Dataset excerpts:
▽
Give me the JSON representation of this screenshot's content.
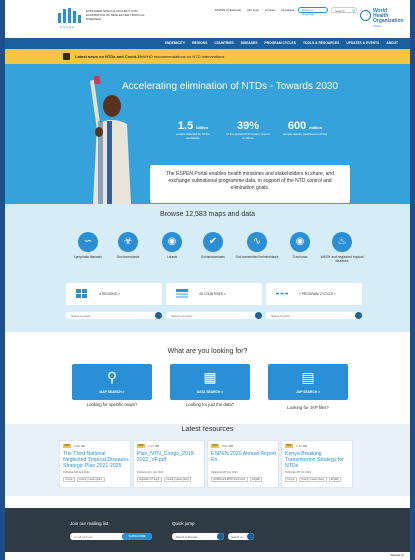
{
  "header": {
    "logo_text": "EXPANDED SPECIAL PROJECT FOR ELIMINATION OF NEGLECTED TROPICAL DISEASES",
    "logo_abbr": "ESPEN",
    "util_links": [
      "ESPEN Collaborate",
      "API login",
      "Contact",
      "Feedback"
    ],
    "lang_label": "Select a language",
    "search_placeholder": "Search",
    "who_label": "World Health Organization",
    "who_region": "Africa"
  },
  "nav": {
    "items": [
      "ENDEMICITY",
      "REGIONS",
      "COUNTRIES",
      "DISEASES",
      "PROGRAM CYCLES",
      "TOOLS & RESOURCES",
      "UPDATES & EVENTS",
      "ABOUT"
    ]
  },
  "news": {
    "label": "Latest news on NTDs and Covid-19:",
    "text": "WHO recommendations on NTD interventions"
  },
  "hero": {
    "title": "Accelerating elimination of NTDs - Towards 2030",
    "stats": [
      {
        "value": "1.5",
        "unit": "billion",
        "desc": "people affected by NTDs worldwide"
      },
      {
        "value": "39%",
        "unit": "",
        "desc": "of the global NTD burden occurs in Africa"
      },
      {
        "value": "600",
        "unit": "million",
        "desc": "people require treatment in Africa"
      }
    ],
    "description": "The ESPEN Portal enables health ministries and stakeholders to share, and exchange subnational programme data, in support of the NTD control and elimination goals."
  },
  "browse": {
    "title": "Browse 12,583 maps and data",
    "diseases": [
      "Lymphatic filariasis",
      "Onchocerciasis",
      "Loiasis",
      "Schistosomiasis",
      "Soil-transmitted helminthiasis",
      "Trachoma",
      "WASH and neglected tropical diseases"
    ],
    "cards": [
      {
        "label": "4 REGIONS >",
        "dropdown": "Select a region"
      },
      {
        "label": "48 COUNTRIES >",
        "dropdown": "Select a country"
      },
      {
        "label": "7 PROGRAM CYCLES >",
        "dropdown": "Select a cycle"
      }
    ]
  },
  "looking": {
    "title": "What are you looking for?",
    "items": [
      {
        "button": "MAP SEARCH >",
        "caption": "Looking for specific maps?"
      },
      {
        "button": "DATA SEARCH >",
        "caption": "Looking for just the data?"
      },
      {
        "button": "JAP SEARCH >",
        "caption": "Looking for JAP files?"
      }
    ]
  },
  "resources": {
    "title": "Latest resources",
    "items": [
      {
        "type": "PDF",
        "size": "3.49 MB",
        "title": "The Third National Neglected Tropical Diseases Strategic Plan 2021-2025",
        "published": "Published 28 Feb 2022",
        "tags": [
          "Kenya",
          "Country master plans"
        ]
      },
      {
        "type": "PDF",
        "size": "1.17 MB",
        "title": "Plan_NTN_Congo_2018-2022_VF.pdf",
        "published": "Published 11 Jan 2022",
        "tags": [
          "Republic of Congo",
          "Country master plans"
        ]
      },
      {
        "type": "PDF",
        "size": "5.01 MB",
        "title": "ESPEN 2020 Annual Report En",
        "published": "Published 28 Nov 2021",
        "tags": [
          "ESPEN and WHO documents",
          "English"
        ]
      },
      {
        "type": "PDF",
        "size": "7.72 MB",
        "title": "Kenya Breaking Transmission Strategy for NTDs",
        "published": "Published 05 Oct 2021",
        "tags": [
          "Kenya",
          "Country master plans",
          "English"
        ]
      }
    ]
  },
  "footer": {
    "mailing_label": "Join our mailing list",
    "email_placeholder": "email address",
    "subscribe_label": "SUBSCRIBE",
    "quick_label": "Quick jump",
    "select_disease": "Select a disease",
    "select_region": "Select a r",
    "credit": "Website by"
  },
  "colors": {
    "primary": "#2b8fd6",
    "nav": "#1a5f9e",
    "news": "#f4c542",
    "footer": "#2f3b44"
  }
}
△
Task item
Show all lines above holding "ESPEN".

Response area
    "logo_abbr": "ESPEN",
      "ESPEN Collaborate",
    "description": "The ESPEN Portal enables health ministries and stakeholders to share, and exchange subnational programme data, in support of the NTD control and elimination goals."
        "title": "ESPEN 2020 Annual Report En",
          "ESPEN and WHO documents",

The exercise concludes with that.